Macleans: Why sitting is a dangerous health threat by Kate Lunau
As Levine meticulously monitored caloric input and output, it became clear that those who stayed thin were moving around more, but they weren’t devoting more time to formal exercise. Instead, they were unconsciously making little movements throughout the day, burning off the extra calories. They were also spending two hours less per day in a chair, compared with peers who gained weight. Years later, the fact that sedentariness is linked to obesity, independently of exercise, still surprises.
Globe & Mail: Why the sedentary life is killing us by Andre Picard
Do the math and you quickly realize that between sitting in our cars, sitting at our desks at work, sitting in front of the TV, sitting in front of our games consoles, sitting to eat, sitting in school, we hardly move any more. And there is good evidence that inactivity now kills more people than smoking each year.
HBR: Sitting Is the Smoking of Our Generation by Nilofer Merchant
And so, over the last couple of years, we saw the mainstreaming of the standing desk. Which, certainly, is a step forward. But even that, while it gets you off your duff, won’t help you get real exercise. So four years ago, I made a simple change when I switched one meeting from a coffee meeting to a walking-meeting. I liked it so much it became a regular addition to my calendar; I now average four such meetings, and 20 to 30 miles each week. Today it’s life-changing, but it happened almost by accident.
Salon: Is sitting worse than smoking? by Mary Elizabeth Williams
The Boston Globe recently noted the inevitable rise in “competitive non-sitting,” in a story that featured an anecdote about a woman shamed by her friends for wanting to take a table instead of standing healthfully at a packed bar. Great, something else for people to be smug about while they chug their kombucha.
HBR: To Stand or To Sit at Work: An Auto-Analytics Experiment by Susy Jackson
Then I read Babson researcher Jim Wilson’s article “You, By the Numbers,” and decided to really find out how much exercise it was. Wilson writes about the use of auto-analytics in the workplace with the hope that we use the tools to increase our self-awareness and become better at our jobs and more satisfied with our lives. With advice from Jim, my colleague researched headphones’ effect on his productivity, and I launched an experiment to see if sitting in a chair, sitting on a ball, or standing would help me be more active at work.
Chicago Tribune: Wellness programs for a healthier bottom line by Carolyn Bigda
But now, in addition to those benefits, employers may begin helping incorporate healthy habits into your everyday routine. You may, for example, see sit-to-stand workstations in the office, which give you a choice between sitting at your desk and standing.

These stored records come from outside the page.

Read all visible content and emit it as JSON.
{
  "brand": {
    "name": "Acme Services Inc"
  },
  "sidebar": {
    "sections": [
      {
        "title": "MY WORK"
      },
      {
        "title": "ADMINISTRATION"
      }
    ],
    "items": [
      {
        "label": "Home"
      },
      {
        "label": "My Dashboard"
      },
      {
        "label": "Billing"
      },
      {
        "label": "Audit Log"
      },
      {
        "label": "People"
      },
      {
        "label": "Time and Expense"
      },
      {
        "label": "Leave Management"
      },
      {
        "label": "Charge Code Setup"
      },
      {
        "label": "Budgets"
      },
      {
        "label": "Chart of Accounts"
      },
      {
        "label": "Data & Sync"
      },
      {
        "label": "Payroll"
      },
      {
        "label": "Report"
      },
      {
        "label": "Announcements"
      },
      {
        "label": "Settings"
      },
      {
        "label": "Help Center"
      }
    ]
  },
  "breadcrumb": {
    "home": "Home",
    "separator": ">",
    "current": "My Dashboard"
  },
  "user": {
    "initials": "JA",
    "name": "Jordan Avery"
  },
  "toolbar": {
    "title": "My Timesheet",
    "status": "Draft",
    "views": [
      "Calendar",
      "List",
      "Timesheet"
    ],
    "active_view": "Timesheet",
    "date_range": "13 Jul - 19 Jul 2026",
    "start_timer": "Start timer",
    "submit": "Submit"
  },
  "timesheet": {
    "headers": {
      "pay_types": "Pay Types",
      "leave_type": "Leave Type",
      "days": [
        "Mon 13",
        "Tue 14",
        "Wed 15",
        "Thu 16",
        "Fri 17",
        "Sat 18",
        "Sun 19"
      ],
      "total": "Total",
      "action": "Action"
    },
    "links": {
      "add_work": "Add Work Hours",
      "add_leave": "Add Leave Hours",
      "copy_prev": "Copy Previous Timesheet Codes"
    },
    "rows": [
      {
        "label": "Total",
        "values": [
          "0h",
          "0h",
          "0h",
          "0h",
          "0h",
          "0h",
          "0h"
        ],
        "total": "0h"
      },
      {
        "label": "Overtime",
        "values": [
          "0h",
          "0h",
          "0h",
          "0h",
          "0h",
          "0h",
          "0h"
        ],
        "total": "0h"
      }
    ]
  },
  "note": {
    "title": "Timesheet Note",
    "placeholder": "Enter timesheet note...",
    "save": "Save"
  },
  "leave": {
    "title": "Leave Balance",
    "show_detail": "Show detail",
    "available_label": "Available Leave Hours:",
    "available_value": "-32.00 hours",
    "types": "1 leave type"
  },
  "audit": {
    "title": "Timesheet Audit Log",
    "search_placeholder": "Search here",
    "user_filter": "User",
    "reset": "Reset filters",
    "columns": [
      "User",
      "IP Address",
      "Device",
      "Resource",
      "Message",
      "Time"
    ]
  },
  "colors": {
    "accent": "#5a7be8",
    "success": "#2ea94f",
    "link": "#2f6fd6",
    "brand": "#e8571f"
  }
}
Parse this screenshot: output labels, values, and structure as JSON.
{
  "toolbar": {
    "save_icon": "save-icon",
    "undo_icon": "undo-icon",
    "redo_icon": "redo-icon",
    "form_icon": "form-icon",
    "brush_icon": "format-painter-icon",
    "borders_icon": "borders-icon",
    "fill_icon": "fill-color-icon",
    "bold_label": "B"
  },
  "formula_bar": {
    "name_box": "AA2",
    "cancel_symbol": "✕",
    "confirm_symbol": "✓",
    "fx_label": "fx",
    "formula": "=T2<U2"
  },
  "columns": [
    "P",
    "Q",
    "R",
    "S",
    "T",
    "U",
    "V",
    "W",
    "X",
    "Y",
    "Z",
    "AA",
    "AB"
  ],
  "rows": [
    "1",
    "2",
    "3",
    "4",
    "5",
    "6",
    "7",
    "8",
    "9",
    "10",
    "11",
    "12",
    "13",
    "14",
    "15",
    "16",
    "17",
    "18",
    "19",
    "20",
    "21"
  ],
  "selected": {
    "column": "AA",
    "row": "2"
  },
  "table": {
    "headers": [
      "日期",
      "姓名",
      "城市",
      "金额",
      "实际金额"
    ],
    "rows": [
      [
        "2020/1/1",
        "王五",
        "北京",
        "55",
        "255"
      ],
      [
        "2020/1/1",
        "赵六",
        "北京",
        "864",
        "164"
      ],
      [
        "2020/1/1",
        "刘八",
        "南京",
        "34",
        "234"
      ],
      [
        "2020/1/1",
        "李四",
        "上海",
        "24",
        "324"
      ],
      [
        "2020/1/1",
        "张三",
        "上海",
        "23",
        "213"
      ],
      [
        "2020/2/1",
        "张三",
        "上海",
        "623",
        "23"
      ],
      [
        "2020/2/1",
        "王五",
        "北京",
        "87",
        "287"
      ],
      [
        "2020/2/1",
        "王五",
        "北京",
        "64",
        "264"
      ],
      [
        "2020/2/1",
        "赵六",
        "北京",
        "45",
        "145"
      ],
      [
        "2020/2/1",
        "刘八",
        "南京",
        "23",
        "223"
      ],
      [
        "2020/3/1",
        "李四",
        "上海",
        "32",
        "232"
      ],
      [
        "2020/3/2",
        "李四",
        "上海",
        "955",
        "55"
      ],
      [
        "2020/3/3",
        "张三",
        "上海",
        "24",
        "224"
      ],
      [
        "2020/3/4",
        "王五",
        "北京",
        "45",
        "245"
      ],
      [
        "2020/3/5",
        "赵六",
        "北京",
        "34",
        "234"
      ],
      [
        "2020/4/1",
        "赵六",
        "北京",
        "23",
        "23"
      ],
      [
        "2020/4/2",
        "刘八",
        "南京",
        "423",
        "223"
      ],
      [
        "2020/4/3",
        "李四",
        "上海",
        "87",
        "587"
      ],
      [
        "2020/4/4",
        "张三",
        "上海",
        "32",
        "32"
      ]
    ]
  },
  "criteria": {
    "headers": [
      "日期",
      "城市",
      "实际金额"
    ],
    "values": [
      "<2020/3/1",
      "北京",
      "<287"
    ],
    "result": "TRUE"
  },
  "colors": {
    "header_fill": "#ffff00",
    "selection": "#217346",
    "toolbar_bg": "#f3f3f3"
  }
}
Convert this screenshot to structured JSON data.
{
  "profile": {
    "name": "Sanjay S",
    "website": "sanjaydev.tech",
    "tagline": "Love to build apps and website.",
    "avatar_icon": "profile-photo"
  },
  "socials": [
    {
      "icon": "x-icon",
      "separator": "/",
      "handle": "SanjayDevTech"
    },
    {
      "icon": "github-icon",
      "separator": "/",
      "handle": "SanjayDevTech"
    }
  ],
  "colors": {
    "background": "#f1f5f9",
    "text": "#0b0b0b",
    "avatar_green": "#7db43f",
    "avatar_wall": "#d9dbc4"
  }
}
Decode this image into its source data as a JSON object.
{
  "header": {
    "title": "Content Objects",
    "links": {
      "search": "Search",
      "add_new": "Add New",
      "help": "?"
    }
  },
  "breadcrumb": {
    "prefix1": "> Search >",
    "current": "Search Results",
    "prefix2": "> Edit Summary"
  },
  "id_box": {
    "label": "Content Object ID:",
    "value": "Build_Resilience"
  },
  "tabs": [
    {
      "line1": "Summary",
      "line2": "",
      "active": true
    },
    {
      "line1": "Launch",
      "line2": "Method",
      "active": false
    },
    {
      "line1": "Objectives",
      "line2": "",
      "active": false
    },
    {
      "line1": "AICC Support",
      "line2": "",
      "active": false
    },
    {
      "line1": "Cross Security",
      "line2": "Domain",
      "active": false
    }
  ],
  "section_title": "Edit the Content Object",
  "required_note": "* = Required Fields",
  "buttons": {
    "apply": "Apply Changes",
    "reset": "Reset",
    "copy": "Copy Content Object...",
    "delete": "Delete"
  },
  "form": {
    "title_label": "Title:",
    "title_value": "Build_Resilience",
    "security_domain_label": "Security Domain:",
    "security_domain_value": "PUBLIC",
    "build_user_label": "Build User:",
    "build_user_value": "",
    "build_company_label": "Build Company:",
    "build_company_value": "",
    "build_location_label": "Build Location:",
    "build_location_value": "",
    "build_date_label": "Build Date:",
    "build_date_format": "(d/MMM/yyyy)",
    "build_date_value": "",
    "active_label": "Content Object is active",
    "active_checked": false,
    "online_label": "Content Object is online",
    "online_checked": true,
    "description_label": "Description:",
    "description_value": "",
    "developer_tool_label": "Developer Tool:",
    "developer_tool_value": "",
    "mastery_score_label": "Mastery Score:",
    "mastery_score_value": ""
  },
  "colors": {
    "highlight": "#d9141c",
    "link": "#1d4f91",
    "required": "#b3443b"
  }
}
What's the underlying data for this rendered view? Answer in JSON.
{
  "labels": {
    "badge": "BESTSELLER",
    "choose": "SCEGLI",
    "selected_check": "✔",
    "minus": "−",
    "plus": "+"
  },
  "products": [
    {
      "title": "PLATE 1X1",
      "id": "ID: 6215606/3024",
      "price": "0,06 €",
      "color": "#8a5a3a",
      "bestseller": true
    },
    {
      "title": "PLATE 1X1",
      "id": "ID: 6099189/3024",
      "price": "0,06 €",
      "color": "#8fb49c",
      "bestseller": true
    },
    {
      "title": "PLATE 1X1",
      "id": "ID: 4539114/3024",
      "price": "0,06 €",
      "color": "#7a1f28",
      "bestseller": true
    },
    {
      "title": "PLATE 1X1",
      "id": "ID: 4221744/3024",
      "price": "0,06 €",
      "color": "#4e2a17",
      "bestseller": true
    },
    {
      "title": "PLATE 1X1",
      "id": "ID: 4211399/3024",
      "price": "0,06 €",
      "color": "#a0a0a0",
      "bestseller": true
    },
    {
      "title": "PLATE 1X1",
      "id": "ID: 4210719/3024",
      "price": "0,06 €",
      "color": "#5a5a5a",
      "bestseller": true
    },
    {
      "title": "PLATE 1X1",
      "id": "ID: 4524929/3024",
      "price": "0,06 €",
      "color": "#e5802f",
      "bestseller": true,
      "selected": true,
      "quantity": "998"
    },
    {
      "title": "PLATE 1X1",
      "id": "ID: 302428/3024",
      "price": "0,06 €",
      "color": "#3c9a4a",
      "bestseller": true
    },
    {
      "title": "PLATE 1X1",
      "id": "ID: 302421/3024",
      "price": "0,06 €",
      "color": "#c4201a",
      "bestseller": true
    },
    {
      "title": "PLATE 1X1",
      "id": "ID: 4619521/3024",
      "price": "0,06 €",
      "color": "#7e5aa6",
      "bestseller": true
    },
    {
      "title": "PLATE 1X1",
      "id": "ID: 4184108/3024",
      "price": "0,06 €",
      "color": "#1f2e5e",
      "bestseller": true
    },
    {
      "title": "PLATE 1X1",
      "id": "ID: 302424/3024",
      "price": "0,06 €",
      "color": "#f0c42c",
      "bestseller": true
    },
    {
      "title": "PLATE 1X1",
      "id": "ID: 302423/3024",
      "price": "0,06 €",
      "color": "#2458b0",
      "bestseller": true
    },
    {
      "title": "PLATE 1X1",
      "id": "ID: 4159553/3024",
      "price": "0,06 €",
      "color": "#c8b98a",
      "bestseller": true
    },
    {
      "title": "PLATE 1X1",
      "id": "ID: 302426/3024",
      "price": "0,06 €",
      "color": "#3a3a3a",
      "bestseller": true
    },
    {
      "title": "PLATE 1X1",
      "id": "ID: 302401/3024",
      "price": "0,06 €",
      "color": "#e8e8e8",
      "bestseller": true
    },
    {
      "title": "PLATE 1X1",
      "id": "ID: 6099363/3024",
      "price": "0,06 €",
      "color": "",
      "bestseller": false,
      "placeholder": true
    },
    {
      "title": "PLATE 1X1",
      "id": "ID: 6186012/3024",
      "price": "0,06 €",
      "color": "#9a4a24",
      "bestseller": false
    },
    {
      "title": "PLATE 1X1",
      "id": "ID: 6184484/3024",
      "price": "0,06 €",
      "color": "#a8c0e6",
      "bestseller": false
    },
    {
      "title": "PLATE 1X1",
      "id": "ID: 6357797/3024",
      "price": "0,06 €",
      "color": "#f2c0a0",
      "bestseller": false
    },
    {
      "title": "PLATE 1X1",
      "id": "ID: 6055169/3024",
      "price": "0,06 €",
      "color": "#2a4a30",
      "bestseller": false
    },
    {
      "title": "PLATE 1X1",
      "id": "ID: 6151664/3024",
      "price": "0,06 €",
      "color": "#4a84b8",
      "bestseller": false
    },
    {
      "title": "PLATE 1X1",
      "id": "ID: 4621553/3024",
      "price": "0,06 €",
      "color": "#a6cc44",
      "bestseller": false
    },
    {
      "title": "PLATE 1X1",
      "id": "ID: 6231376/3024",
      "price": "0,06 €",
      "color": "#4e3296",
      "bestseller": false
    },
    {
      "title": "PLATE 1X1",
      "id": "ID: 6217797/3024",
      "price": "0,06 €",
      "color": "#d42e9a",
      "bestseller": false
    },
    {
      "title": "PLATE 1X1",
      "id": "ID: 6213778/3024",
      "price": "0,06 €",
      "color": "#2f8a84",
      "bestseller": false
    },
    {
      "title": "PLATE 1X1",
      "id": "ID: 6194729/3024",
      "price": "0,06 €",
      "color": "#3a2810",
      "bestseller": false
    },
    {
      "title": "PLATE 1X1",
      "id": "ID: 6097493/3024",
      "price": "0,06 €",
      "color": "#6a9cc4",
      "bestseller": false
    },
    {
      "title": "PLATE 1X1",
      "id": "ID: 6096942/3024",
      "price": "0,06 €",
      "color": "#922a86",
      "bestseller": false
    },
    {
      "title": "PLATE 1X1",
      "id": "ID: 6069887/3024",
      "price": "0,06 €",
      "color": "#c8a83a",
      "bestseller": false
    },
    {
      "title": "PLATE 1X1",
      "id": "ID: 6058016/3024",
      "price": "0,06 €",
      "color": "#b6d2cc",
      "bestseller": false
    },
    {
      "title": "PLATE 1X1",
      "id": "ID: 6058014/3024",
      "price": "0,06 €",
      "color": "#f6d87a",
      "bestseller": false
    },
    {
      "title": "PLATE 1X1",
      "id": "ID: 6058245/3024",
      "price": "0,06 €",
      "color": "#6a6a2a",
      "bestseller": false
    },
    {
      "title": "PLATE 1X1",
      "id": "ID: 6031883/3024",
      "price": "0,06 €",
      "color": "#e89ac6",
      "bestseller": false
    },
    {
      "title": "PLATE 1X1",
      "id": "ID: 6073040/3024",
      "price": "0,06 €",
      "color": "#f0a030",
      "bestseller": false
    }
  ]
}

You won’t become physically fit by standing more during the day, but spending less time in your chair could improve your overall health.
BBC: Stand up at office to lose weight, says exercise scientist by Sean Coughlan
“Your metabolic rate crashes to an absolute minimum. It isn’t natural. Humans are designed to stand up and keep moving.”